"Shall there be an amendment to the Colorado constitution concerning marijuana, and, in connection therewith, providing for the regulation of marijuana; permitting a person twenty-one years of age or older to consume or possess limited amounts of marijuana; providing for the licensing of cultivation facilities, product manufacturing facilities, testing facilities, and retail stores; permitting local governments to regulate or prohibit such facilities; requiring the general assembly to enact an excise tax to be levied upon wholesale sales of marijuana; requiring that the first $40 million in revenue raised annually by such tax be credited to the public school capital construction assistance fund; and requiring the general assembly to enact legislation governing the cultivation, processing, and sale of industrial hemp?"
The short answer is "Yes".
The Associated Press is reporting this morning, Wednesday, November 7, that Colorado voters have approved a constitutional amendment, Amendment 64 — although as of 4am I have not found a final tally. The Denver Post has posted an article stating that, with 66 percent of the voters counted, Amendment 64 was winning, with 53.3 percent voting in favor and 46.7 percent opposed.
The vote is historic in America, according to Beau Kilmer, co-director of the Rand Drug Policy Research Center, as quoted in the Denver Post:
"This is really groundbreaking... No modern jurisdiction has ever removed the prohibition on the production and possession of marijuana for recreational purposes... Since no one has done this before, there are a lot of uncertainties."
According to preliminary election results posted on the Archuleta County website, Amendment 64 was approved by 55.6 percent of local voters — with a total of 3534 voting "Yes" and 2822 voting "No". You can click here to view all the preliminary results from Archuleta County.
State criminal penalties for possessing the herb won't disappear until the election is certified, which could take up to two months.
The amendment allows for a commerical marijuana industry to develop in Colorado — separate from the current medical marijuana industry that was approved by Colorado voters back in 2000 — but the measure doesn't spell out exactly how that industry will be regulated, except to specify the Department of Revenue as the regulating agency. Proponents envision something similar to the state's system governing medical marijuana, which involves security requirements, the monitoring of plants as they are grown and shipped, and auditors who perform site checks.
The first recreational stores could open in January 2014, and would be separate from existing medical marijuana dispensaries. Local governments could ban marijuana sales, and employers could still bar employees from using it.
The measure also allows farmers to grow hemp, a commercially versatile non-drug strain of cannabis sativa. Hemp is valuable in tens of thousands of commercial products, including paper, rope, construction material and clothing, in which hemp is stronger and longer-lasting than cotton. It also is a useful source of biofuels from the oils found in the seeds and in medical products.
One unresolved question is how the federal government will respond to this new law. When state and federal laws conflict, federal law takes precedence. Federal authorities could sue in an attempt to block the measure in Colorado — and in Washington state, where a similar measure appears to have been approved by voters.

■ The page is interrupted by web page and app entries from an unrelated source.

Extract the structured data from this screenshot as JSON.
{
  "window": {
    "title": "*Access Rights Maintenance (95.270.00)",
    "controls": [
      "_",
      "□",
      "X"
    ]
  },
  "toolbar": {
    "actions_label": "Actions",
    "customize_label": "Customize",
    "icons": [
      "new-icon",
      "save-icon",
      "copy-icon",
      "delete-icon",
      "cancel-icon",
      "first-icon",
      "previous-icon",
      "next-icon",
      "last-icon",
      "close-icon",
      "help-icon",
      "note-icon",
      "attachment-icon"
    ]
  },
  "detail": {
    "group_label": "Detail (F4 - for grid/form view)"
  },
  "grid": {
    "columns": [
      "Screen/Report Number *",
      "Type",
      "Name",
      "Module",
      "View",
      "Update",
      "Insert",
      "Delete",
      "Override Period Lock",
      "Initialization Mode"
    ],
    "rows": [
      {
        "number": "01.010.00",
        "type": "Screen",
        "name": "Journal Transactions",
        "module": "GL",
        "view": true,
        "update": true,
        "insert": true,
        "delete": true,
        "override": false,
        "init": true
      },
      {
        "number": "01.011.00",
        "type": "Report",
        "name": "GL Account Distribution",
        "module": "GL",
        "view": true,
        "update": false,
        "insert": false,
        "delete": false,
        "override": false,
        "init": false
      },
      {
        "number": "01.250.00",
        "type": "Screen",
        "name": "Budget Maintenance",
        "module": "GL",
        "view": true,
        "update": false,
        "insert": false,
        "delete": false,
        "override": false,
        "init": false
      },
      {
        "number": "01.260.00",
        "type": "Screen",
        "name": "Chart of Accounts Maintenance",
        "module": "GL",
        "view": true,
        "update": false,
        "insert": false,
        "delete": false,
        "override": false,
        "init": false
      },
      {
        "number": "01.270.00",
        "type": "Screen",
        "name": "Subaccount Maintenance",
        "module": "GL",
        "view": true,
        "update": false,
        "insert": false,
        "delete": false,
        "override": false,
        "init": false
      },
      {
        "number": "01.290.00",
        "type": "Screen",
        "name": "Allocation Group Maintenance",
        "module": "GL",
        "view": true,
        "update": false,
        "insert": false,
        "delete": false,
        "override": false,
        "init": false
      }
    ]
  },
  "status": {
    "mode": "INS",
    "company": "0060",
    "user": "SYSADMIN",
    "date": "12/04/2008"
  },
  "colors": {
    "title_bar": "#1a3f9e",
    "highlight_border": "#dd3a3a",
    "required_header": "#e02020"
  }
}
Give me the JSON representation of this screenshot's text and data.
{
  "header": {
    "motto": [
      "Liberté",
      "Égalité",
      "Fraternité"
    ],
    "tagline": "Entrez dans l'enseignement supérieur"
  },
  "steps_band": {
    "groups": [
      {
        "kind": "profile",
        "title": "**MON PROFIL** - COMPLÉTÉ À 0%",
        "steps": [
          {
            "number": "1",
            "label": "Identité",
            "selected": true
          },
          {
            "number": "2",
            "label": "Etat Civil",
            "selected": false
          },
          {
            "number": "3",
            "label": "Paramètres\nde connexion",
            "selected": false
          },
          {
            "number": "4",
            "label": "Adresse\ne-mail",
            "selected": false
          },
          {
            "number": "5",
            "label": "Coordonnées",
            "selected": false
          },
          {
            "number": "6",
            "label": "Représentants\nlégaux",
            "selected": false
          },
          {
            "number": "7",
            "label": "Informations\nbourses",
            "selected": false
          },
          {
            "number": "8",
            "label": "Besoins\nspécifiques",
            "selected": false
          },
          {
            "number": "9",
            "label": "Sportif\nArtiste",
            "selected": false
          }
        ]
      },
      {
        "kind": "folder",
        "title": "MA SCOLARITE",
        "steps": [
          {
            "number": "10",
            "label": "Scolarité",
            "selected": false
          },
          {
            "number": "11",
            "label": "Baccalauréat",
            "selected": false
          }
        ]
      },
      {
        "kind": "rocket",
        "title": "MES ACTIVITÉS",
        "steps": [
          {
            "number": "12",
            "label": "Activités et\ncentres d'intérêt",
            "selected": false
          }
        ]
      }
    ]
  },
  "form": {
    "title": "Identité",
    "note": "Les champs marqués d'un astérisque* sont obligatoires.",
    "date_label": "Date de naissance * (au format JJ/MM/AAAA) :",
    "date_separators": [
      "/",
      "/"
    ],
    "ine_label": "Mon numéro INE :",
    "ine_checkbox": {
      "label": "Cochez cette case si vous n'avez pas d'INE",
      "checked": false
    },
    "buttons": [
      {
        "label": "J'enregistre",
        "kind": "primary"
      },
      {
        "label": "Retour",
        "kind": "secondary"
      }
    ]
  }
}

The Colorado measure states that adults older than 21 can possess up to 1 ounce of marijuana, or six marijuana plants, for personal use. It specifically prohibits using the drug “openly or publicly.”
Taxes on marijuana sales will need to be developed by the state legislature, and then must be approved by the voters. The measure directs state lawmakers to place an excise tax of up to 15 percent on marijuana sales, with the first $40 million each year devoted to school construction
Legalization backers argued that marijuana is no more dangerous than alcohol and should be regulated and taxed. Opponents countered that legalizing the herb would increase its use and make it easier for youths to obtain it.